Bats are the only true flying mammals. In Britain bats are insectivorous (eat insects), and contrary to popular misconception they are not blind; many can actually see very well (6). All British bats use echolocation to orient themselves at night; they emit bursts of sound that are of such high frequencies they are beyond the human range of hearing and are called 'ultrasound' (7). They then listen to and interpret the echoes bounced back from objects, including prey, around them, allowing them to build up a 'sound-picture' of their surroundings (7). The whiskered bat produces echolocation calls at frequencies between 35 and 80 kilohertz (5). They emerge at early dusk, and with rapid, weaving flight they hunt over water or at low levels through woodland (2), taking midges, beetles, moths, and small dragonflies (2).
Mating tends to occur in autumn (5), but fertilisation is delayed until the following spring (7). Female whiskered bats gather into maternity colonies of 20 to 50 females in summer (7), and give birth to a single young in June or July.
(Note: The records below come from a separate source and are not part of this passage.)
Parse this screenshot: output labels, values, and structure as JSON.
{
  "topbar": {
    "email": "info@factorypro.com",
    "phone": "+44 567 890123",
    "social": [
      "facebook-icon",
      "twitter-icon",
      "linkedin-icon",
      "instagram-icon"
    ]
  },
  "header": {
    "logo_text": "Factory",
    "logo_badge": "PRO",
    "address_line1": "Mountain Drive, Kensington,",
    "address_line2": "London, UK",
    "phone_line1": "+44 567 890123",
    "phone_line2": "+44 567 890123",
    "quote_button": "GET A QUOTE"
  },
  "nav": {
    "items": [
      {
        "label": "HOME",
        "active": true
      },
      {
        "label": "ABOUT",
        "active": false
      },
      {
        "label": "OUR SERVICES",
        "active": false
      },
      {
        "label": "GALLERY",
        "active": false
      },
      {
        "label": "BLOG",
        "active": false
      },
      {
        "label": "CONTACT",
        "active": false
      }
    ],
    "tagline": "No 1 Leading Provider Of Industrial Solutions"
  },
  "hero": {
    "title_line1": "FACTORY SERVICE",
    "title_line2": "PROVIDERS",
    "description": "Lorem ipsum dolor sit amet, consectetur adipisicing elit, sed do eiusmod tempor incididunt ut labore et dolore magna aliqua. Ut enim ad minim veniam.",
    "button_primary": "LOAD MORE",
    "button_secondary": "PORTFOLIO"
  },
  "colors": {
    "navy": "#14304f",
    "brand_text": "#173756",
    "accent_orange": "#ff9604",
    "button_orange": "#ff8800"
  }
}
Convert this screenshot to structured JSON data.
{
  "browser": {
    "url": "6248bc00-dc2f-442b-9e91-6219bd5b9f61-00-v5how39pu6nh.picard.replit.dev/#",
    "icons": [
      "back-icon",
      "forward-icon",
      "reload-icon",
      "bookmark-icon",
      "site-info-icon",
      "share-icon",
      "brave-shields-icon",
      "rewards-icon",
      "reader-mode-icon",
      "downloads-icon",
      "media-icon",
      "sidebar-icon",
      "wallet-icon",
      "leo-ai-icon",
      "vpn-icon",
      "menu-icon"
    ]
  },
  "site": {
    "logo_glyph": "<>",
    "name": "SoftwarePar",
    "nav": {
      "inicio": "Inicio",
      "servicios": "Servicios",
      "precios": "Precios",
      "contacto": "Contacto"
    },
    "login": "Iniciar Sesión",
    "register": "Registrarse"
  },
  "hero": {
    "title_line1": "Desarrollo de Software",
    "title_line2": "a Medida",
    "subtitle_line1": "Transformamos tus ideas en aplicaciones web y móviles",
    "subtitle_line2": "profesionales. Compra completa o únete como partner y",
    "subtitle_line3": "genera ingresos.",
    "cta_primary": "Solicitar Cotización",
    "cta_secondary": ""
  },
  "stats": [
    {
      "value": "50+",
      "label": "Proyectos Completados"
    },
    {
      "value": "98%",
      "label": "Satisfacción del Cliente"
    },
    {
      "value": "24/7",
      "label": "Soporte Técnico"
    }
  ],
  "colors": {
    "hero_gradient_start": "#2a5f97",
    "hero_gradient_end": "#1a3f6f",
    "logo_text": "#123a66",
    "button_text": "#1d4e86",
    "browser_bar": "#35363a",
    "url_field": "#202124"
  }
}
At three weeks of age the young bat can fly, and it is able to forage independently by about six weeks of age (5). During the summer males are solitary (7). Whiskered bats are known to live to a maximum of 19 years (2), but the average is probably closer to four or five years of age (7).